**Record extracts**
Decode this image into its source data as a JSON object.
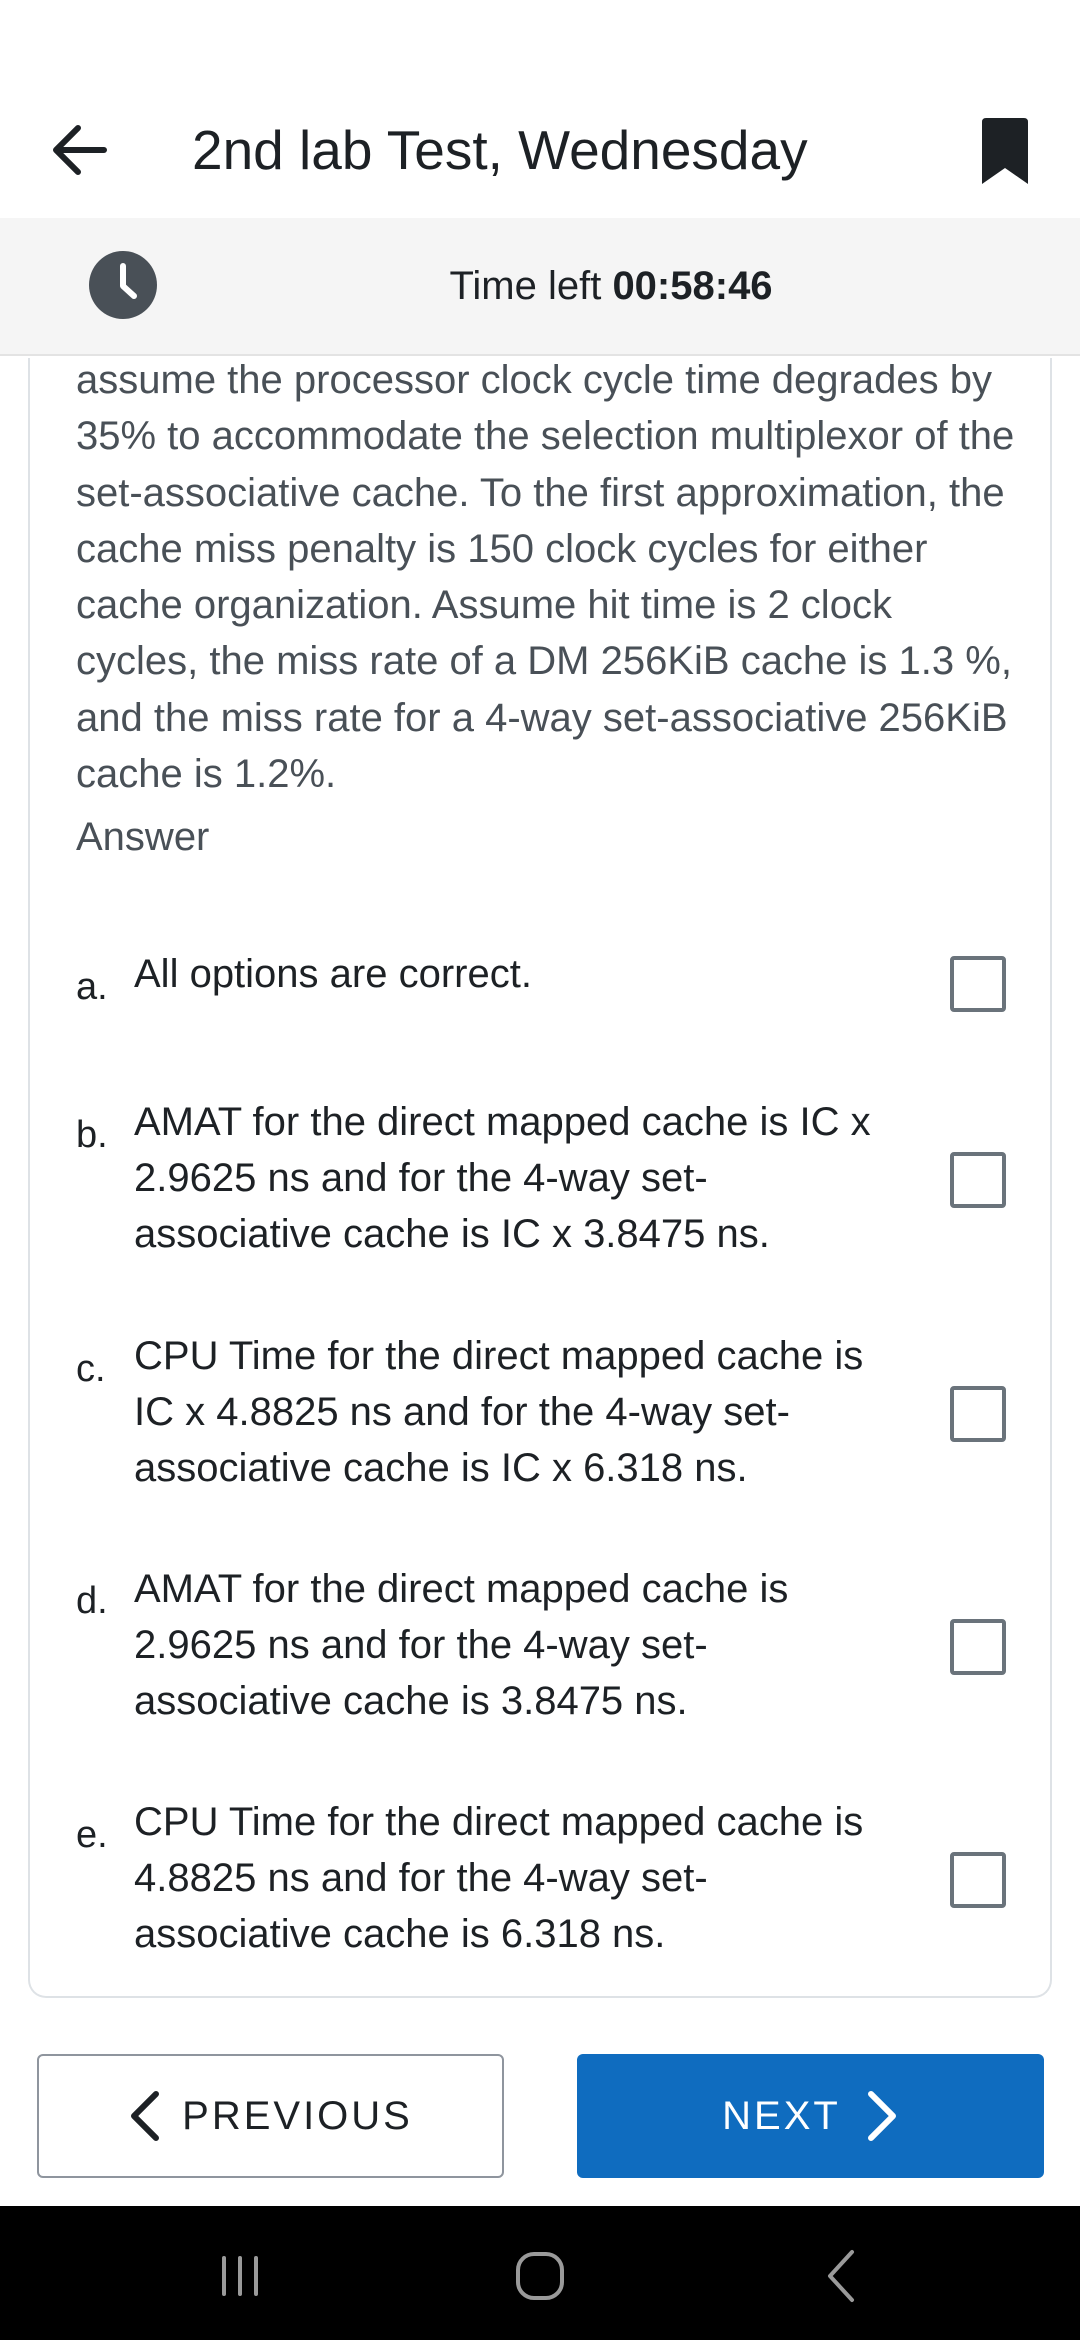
{
  "header": {
    "title": "2nd lab Test, Wednesday"
  },
  "timer": {
    "label": "Time left",
    "value": "00:58:46"
  },
  "question": {
    "text": "assume the processor clock cycle time degrades by 35% to accommodate the selection multiplexor of the set-associative cache. To the first approximation, the cache miss penalty is 150 clock cycles for either cache organization. Assume hit time is 2 clock cycles, the miss rate of a DM 256KiB cache is 1.3 %, and the miss rate for a 4-way set-associative 256KiB cache is 1.2%.",
    "answer_label": "Answer"
  },
  "options": [
    {
      "letter": "a.",
      "text": "All options are correct.",
      "checked": false
    },
    {
      "letter": "b.",
      "text": "AMAT for the direct mapped cache is IC x 2.9625 ns and for the 4-way set-associative cache is IC x 3.8475 ns.",
      "checked": false
    },
    {
      "letter": "c.",
      "text": "CPU Time for the direct mapped cache is IC x 4.8825 ns and for the 4-way set-associative cache is IC x 6.318 ns.",
      "checked": false
    },
    {
      "letter": "d.",
      "text": "AMAT for the direct mapped cache is 2.9625 ns and for the 4-way set-associative cache is 3.8475 ns.",
      "checked": false
    },
    {
      "letter": "e.",
      "text": "CPU Time for the direct mapped cache is 4.8825 ns and for the 4-way set-associative cache is 6.318 ns.",
      "checked": false
    }
  ],
  "navigation": {
    "previous_label": "PREVIOUS",
    "next_label": "NEXT"
  },
  "colors": {
    "accent": "#0f6cbf",
    "text": "#1d2125",
    "muted_text": "#495057",
    "timer_bar": "#f5f5f5"
  },
  "icons": {
    "back": "arrow-left-icon",
    "bookmark": "bookmark-icon",
    "clock": "clock-icon",
    "prev": "chevron-left-icon",
    "next": "chevron-right-icon",
    "system_recents": "recents-icon",
    "system_home": "home-icon",
    "system_back": "system-back-icon"
  }
}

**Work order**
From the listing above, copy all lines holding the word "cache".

**Output**
    "text": "assume the processor clock cycle time degrades by 35% to accommodate the selection multiplexor of the set-associative cache. To the first approximation, the cache miss penalty is 150 clock cycles for either cache organization. Assume hit time is 2 clock cycles, the miss rate of a DM 256KiB cache is 1.3 %, and the miss rate for a 4-way set-associative 256KiB cache is 1.2%.",
      "text": "AMAT for the direct mapped cache is IC x 2.9625 ns and for the 4-way set-associative cache is IC x 3.8475 ns.",
      "text": "CPU Time for the direct mapped cache is IC x 4.8825 ns and for the 4-way set-associative cache is IC x 6.318 ns.",
      "text": "AMAT for the direct mapped cache is 2.9625 ns and for the 4-way set-associative cache is 3.8475 ns.",
      "text": "CPU Time for the direct mapped cache is 4.8825 ns and for the 4-way set-associative cache is 6.318 ns.",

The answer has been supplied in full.